The task here is to set down every line of the listing exactly.

*** Block opens ***

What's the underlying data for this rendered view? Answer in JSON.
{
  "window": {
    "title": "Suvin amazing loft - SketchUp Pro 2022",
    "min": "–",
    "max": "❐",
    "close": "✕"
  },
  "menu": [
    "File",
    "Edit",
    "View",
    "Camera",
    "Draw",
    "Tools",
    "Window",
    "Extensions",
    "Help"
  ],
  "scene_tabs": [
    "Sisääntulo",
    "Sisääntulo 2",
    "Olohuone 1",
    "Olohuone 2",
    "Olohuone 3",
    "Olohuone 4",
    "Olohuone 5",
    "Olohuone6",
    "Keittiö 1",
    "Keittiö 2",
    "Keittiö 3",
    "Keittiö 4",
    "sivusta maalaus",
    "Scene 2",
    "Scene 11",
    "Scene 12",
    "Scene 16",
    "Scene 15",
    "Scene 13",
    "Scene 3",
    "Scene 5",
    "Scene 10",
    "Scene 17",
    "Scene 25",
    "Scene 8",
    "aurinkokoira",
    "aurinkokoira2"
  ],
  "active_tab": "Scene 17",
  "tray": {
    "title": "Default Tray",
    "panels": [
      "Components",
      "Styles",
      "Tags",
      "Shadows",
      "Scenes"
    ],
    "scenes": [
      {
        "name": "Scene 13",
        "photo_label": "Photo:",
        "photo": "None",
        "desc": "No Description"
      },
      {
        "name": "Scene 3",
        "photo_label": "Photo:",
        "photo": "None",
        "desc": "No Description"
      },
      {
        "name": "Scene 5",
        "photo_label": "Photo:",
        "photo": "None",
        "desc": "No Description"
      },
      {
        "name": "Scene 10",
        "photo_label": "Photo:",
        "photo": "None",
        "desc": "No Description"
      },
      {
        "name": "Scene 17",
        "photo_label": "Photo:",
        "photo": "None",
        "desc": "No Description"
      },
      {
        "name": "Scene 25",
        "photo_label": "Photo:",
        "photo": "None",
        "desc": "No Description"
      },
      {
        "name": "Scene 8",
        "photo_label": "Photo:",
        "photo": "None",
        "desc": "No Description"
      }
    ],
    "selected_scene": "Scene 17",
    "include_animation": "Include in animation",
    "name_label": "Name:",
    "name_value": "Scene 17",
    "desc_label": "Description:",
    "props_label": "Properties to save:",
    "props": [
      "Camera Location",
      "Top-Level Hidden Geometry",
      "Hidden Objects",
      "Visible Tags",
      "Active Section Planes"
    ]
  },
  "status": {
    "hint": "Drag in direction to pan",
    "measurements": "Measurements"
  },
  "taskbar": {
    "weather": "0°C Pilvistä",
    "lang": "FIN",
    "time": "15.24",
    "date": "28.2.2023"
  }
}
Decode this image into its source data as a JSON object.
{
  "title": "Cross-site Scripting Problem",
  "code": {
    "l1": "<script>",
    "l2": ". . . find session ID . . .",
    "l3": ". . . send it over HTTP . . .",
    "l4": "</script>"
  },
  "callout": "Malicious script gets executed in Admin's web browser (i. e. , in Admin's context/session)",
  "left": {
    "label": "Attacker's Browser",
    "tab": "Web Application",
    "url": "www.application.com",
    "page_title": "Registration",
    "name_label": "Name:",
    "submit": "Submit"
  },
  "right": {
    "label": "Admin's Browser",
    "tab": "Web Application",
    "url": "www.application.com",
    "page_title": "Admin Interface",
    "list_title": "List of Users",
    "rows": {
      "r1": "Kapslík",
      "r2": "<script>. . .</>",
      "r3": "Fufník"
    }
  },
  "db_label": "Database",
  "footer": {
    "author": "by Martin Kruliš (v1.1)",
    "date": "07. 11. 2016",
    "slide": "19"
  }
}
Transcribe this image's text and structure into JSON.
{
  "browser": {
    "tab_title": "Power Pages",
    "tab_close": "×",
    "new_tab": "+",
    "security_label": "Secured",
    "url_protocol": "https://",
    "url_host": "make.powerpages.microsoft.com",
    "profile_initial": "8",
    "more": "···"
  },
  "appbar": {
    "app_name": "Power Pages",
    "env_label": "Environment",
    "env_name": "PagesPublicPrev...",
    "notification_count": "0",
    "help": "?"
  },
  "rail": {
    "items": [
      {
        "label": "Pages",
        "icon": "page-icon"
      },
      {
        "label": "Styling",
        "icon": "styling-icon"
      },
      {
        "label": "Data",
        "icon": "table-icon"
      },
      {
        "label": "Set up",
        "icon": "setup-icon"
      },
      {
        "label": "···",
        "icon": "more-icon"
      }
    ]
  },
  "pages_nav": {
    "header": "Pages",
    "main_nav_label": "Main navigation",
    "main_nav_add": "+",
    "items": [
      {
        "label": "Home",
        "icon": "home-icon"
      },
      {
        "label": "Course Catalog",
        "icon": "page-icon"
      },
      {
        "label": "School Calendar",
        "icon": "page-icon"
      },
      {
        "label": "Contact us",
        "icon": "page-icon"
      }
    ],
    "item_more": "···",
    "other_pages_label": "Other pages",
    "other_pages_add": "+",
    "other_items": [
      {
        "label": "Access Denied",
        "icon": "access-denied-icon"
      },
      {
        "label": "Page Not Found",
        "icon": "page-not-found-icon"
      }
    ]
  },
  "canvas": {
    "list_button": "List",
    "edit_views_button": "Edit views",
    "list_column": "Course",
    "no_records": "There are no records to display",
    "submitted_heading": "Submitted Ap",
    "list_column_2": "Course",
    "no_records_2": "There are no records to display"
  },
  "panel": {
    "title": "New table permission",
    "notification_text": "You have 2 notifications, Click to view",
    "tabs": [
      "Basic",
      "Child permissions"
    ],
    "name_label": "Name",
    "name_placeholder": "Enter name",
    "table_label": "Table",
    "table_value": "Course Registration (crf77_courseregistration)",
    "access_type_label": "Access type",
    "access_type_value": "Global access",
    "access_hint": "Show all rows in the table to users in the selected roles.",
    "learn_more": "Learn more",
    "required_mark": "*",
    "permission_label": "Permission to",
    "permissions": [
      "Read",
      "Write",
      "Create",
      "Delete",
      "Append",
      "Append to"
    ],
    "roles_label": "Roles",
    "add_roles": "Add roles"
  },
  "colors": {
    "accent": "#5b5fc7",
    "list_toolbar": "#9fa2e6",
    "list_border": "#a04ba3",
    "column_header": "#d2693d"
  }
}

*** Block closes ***

- [EXERCISE RESULT]:
What's the underlying data for this rendered view? Answer in JSON.
{
  "window": {
    "title": "Suvin amazing loft - SketchUp Pro 2022",
    "min": "–",
    "max": "❐",
    "close": "✕"
  },
  "menu": [
    "File",
    "Edit",
    "View",
    "Camera",
    "Draw",
    "Tools",
    "Window",
    "Extensions",
    "Help"
  ],
  "scene_tabs": [
    "Sisääntulo",
    "Sisääntulo 2",
    "Olohuone 1",
    "Olohuone 2",
    "Olohuone 3",
    "Olohuone 4",
    "Olohuone 5",
    "Olohuone6",
    "Keittiö 1",
    "Keittiö 2",
    "Keittiö 3",
    "Keittiö 4",
    "sivusta maalaus",
    "Scene 2",
    "Scene 11",
    "Scene 12",
    "Scene 16",
    "Scene 15",
    "Scene 13",
    "Scene 3",
    "Scene 5",
    "Scene 10",
    "Scene 17",
    "Scene 25",
    "Scene 8",
    "aurinkokoira",
    "aurinkokoira2"
  ],
  "active_tab": "Scene 17",
  "tray": {
    "title": "Default Tray",
    "panels": [
      "Components",
      "Styles",
      "Tags",
      "Shadows",
      "Scenes"
    ],
    "scenes": [
      {
        "name": "Scene 13",
        "photo_label": "Photo:",
        "photo": "None",
        "desc": "No Description"
      },
      {
        "name": "Scene 3",
        "photo_label": "Photo:",
        "photo": "None",
        "desc": "No Description"
      },
      {
        "name": "Scene 5",
        "photo_label": "Photo:",
        "photo": "None",
        "desc": "No Description"
      },
      {
        "name": "Scene 10",
        "photo_label": "Photo:",
        "photo": "None",
        "desc": "No Description"
      },
      {
        "name": "Scene 17",
        "photo_label": "Photo:",
        "photo": "None",
        "desc": "No Description"
      },
      {
        "name": "Scene 25",
        "photo_label": "Photo:",
        "photo": "None",
        "desc": "No Description"
      },
      {
        "name": "Scene 8",
        "photo_label": "Photo:",
        "photo": "None",
        "desc": "No Description"
      }
    ],
    "selected_scene": "Scene 17",
    "include_animation": "Include in animation",
    "name_label": "Name:",
    "name_value": "Scene 17",
    "desc_label": "Description:",
    "props_label": "Properties to save:",
    "props": [
      "Camera Location",
      "Top-Level Hidden Geometry",
      "Hidden Objects",
      "Visible Tags",
      "Active Section Planes"
    ]
  },
  "status": {
    "hint": "Drag in direction to pan",
    "measurements": "Measurements"
  },
  "taskbar": {
    "weather": "0°C Pilvistä",
    "lang": "FIN",
    "time": "15.24",
    "date": "28.2.2023"
  }
}
Decode this image into its source data as a JSON object.
{
  "title": "Cross-site Scripting Problem",
  "code": {
    "l1": "<script>",
    "l2": ". . . find session ID . . .",
    "l3": ". . . send it over HTTP . . .",
    "l4": "</script>"
  },
  "callout": "Malicious script gets executed in Admin's web browser (i. e. , in Admin's context/session)",
  "left": {
    "label": "Attacker's Browser",
    "tab": "Web Application",
    "url": "www.application.com",
    "page_title": "Registration",
    "name_label": "Name:",
    "submit": "Submit"
  },
  "right": {
    "label": "Admin's Browser",
    "tab": "Web Application",
    "url": "www.application.com",
    "page_title": "Admin Interface",
    "list_title": "List of Users",
    "rows": {
      "r1": "Kapslík",
      "r2": "<script>. . .</>",
      "r3": "Fufník"
    }
  },
  "db_label": "Database",
  "footer": {
    "author": "by Martin Kruliš (v1.1)",
    "date": "07. 11. 2016",
    "slide": "19"
  }
}
Transcribe this image's text and structure into JSON.
{
  "browser": {
    "tab_title": "Power Pages",
    "tab_close": "×",
    "new_tab": "+",
    "security_label": "Secured",
    "url_protocol": "https://",
    "url_host": "make.powerpages.microsoft.com",
    "profile_initial": "8",
    "more": "···"
  },
  "appbar": {
    "app_name": "Power Pages",
    "env_label": "Environment",
    "env_name": "PagesPublicPrev...",
    "notification_count": "0",
    "help": "?"
  },
  "rail": {
    "items": [
      {
        "label": "Pages",
        "icon": "page-icon"
      },
      {
        "label": "Styling",
        "icon": "styling-icon"
      },
      {
        "label": "Data",
        "icon": "table-icon"
      },
      {
        "label": "Set up",
        "icon": "setup-icon"
      },
      {
        "label": "···",
        "icon": "more-icon"
      }
    ]
  },
  "pages_nav": {
    "header": "Pages",
    "main_nav_label": "Main navigation",
    "main_nav_add": "+",
    "items": [
      {
        "label": "Home",
        "icon": "home-icon"
      },
      {
        "label": "Course Catalog",
        "icon": "page-icon"
      },
      {
        "label": "School Calendar",
        "icon": "page-icon"
      },
      {
        "label": "Contact us",
        "icon": "page-icon"
      }
    ],
    "item_more": "···",
    "other_pages_label": "Other pages",
    "other_pages_add": "+",
    "other_items": [
      {
        "label": "Access Denied",
        "icon": "access-denied-icon"
      },
      {
        "label": "Page Not Found",
        "icon": "page-not-found-icon"
      }
    ]
  },
  "canvas": {
    "list_button": "List",
    "edit_views_button": "Edit views",
    "list_column": "Course",
    "no_records": "There are no records to display",
    "submitted_heading": "Submitted Ap",
    "list_column_2": "Course",
    "no_records_2": "There are no records to display"
  },
  "panel": {
    "title": "New table permission",
    "notification_text": "You have 2 notifications, Click to view",
    "tabs": [
      "Basic",
      "Child permissions"
    ],
    "name_label": "Name",
    "name_placeholder": "Enter name",
    "table_label": "Table",
    "table_value": "Course Registration (crf77_courseregistration)",
    "access_type_label": "Access type",
    "access_type_value": "Global access",
    "access_hint": "Show all rows in the table to users in the selected roles.",
    "learn_more": "Learn more",
    "required_mark": "*",
    "permission_label": "Permission to",
    "permissions": [
      "Read",
      "Write",
      "Create",
      "Delete",
      "Append",
      "Append to"
    ],
    "roles_label": "Roles",
    "add_roles": "Add roles"
  },
  "colors": {
    "accent": "#5b5fc7",
    "list_toolbar": "#9fa2e6",
    "list_border": "#a04ba3",
    "column_header": "#d2693d"
  }
}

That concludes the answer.